Monday, January 14, 2013

The Stay-at-Home Mom Stays at Home

Stay-at-home moms often resent being referred to as stay-at-home types of people.  It feels like a misnomer.

“I don’t just stay at home,” one might say with a scowl, “I’m busy.  We go places.  I leave the house every day.  We go to Gymboree, the library, Target, the gym, preschool drop-off—I leave the house every day.”

I know this feeling because I like to leave my house.  Often.  I like to feel as if I have somewhere to go even if we really don’t have to be anywhere at all.  It makes me feel productive and somewhere along the way, productivity was drilled into my value system as something essential, important…like air or cheesecake.

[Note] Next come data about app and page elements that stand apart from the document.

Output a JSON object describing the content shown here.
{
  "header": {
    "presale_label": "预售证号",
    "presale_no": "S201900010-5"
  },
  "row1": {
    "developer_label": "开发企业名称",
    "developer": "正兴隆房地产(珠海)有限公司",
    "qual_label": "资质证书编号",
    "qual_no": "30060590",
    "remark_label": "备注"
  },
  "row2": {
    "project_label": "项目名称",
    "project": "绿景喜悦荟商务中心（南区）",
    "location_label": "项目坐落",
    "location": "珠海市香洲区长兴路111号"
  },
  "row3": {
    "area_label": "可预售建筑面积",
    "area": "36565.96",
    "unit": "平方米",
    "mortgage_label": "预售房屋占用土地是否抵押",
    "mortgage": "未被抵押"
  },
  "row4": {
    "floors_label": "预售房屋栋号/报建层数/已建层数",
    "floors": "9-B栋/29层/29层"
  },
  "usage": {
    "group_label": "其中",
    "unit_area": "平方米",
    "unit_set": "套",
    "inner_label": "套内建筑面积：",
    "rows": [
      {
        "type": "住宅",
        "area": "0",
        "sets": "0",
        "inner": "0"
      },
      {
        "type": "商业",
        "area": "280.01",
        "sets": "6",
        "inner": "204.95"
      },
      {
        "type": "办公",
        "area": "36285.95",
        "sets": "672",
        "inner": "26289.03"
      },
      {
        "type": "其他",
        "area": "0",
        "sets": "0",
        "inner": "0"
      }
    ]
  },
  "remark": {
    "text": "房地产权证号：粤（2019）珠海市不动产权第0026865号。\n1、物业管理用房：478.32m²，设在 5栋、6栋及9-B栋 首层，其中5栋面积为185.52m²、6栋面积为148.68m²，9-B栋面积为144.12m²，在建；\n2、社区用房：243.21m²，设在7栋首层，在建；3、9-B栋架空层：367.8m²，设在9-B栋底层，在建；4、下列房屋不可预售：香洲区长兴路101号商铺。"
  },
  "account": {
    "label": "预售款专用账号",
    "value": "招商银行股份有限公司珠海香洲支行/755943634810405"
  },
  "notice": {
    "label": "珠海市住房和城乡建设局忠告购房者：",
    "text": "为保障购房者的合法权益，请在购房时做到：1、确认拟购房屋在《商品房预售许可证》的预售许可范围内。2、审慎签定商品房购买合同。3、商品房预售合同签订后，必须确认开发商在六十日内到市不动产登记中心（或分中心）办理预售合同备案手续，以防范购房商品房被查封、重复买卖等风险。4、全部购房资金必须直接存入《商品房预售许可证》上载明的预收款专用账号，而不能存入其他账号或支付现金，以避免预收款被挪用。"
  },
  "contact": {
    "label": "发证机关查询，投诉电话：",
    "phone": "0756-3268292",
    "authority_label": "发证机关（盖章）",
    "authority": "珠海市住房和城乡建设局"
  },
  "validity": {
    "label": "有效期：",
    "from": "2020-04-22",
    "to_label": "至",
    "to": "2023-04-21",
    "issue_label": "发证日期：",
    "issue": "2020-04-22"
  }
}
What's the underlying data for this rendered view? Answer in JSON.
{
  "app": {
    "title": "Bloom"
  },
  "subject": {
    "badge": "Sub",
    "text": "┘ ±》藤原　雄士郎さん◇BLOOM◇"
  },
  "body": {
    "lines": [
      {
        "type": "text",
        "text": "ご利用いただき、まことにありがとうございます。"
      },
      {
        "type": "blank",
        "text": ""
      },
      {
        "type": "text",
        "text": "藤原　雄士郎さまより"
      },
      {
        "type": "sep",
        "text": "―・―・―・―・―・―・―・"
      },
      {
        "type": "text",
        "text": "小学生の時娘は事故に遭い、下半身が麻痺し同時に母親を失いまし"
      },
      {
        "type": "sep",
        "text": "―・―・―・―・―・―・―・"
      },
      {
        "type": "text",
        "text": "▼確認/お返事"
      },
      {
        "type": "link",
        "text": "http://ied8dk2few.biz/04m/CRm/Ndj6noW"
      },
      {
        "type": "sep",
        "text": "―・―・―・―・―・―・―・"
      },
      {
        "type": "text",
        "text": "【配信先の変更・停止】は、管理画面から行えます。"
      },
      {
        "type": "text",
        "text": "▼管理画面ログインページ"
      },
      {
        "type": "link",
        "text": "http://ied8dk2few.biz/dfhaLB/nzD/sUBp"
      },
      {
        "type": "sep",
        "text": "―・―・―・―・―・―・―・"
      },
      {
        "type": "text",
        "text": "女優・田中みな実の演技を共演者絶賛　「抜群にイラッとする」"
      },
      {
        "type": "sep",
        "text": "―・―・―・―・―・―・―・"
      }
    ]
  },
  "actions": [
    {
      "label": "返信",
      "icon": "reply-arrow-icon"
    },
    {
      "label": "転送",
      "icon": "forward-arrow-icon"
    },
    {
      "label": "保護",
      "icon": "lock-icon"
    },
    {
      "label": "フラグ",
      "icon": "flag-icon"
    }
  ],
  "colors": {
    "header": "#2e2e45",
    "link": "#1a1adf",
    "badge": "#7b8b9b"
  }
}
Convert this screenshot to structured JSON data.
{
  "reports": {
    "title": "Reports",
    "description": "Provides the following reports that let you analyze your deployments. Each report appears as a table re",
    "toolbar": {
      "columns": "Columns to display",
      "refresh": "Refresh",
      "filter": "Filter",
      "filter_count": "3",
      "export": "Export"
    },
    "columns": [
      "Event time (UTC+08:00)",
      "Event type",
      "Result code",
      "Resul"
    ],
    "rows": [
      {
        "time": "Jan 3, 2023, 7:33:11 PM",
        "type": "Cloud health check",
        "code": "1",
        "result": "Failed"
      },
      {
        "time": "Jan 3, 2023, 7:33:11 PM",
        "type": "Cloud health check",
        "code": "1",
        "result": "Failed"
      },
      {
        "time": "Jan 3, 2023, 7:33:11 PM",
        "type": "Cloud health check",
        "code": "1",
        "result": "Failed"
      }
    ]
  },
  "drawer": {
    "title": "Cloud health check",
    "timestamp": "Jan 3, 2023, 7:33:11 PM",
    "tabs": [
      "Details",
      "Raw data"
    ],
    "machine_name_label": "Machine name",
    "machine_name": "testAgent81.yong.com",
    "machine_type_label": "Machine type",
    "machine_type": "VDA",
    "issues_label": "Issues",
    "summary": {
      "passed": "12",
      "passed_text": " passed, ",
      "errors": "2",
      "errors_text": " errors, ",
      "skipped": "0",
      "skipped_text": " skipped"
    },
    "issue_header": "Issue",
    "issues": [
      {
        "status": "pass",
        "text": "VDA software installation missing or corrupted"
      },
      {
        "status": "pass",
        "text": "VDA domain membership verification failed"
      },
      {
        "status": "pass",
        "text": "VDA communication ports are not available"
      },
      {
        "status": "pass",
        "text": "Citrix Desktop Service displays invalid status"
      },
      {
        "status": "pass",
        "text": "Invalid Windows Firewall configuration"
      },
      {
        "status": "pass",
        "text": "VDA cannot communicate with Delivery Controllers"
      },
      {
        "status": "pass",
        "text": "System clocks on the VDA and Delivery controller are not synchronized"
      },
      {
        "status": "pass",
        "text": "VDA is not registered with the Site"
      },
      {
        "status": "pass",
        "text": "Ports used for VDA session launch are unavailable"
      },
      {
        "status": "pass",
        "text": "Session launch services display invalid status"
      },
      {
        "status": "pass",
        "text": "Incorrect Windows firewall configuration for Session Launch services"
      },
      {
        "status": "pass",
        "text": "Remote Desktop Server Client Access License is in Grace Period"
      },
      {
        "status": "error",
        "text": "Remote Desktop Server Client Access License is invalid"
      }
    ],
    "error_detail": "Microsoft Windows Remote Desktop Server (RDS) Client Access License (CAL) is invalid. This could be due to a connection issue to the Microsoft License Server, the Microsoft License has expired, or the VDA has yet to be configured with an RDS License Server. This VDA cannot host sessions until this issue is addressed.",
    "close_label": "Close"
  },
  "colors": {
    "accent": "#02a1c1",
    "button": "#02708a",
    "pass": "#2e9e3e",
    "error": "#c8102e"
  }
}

It also makes me feel like I’m a part of the world, the bigger world out there, the global community.  The loneliness of being a mom who sometimes (but not often)+ stays at home with her kids is lessened by the fact that I had at least one adult conversation with a lady at the park, that for an hour I was in a room full of people who also enjoy sinking just a little bit deeper into Warrior I, that I had some time just to peek at what people who do not spend their days in yoga pants are wearing these days (Do grown women attend tea parties?  Who on earth is wearing all these cute dresses?)

But today when the outside thermometer read 0 degrees, the part of me who values feeling in my fingers and toes overruled the part of me who values productivity and being out and about.  So we stayed in.

The other reason we stayed in is because Finny, who loves school, Finny, who will make friends with a leaf at the park just to have someone to chatter away to, Finny just wanted to stay in too.  And now that Charlie is two and big and fun and pretty chatty and silly himself, when the two of them were left to simply play in their pajamas this morning, entire worlds were created. 

We played with Christmas presents and I “homeschooled” Finny in the art of making an X with his new Design and Drill—we talked about the meaning of the words “diagonal,” “reverse,” and “forward” as we screwed and unscrewed the screws from the board.  All three of us snuggled on the couch and read Llama, Llama Mad at Mama and we talked about why Llama Llama was mad at mama and how sometimes we have to do things with mommy that are not fun, because sometimes mommy has to get things done. 

Then we went upstairs and while I showered and put away laundry and made beds, Finny and Charlie ran around in Superhero costumes and turned the now empty laundry basket into a thousand different things from sailboat to orangutan cage.  And all the while I got to listen to my boys, content on a 5’x7’ square of carpet talking to each other, reading to each other, rolling over each other, dressing and undressing themselves in costumes and capes.

And because we were home and because it was there, like a toy waiting to be explored, Charlie decided today might be a good day to begin potty training.  “I go potty, Mommy.  I go potty, Mommy.”  And I watched in amazement as he pulled up the top lid, got out the seat, climbed right up and put his chubby legs together like an old pro.  And there I stood like an old pro myself, thinking, okay, let’s do this.  No rocket science books this time, no freaking out this time, let’s just see what happens. 

“Penis, Mommy,” he’d say as he pushed his legs together.  And then he’d flush and flush and flush again.  He hopped down and hopped up, down and up, down and up all the while beaming with pride, exclaiming, “I go potty, Mommy,” without ever actually making a drop.  And before we knew it, it was lunch time, and we were tired and hungry from our very productive morning of crime fighting and bed-making.

When they were babies, the days seemed endless.  We had to get out because I couldn’t just stare at the baby all day.  I needed someone to talk back, other people to help me make the minutes pass until 6:30 p.m.  But now that they’re four and two, now that we move and jump and laugh and play with each other, I see our mornings together are numbered, I see this time when they want nothing more than to play with me as numbered and some days, like today, I’d rather not watch the clock.  I’d rather just watch them.  I’d rather just stay home.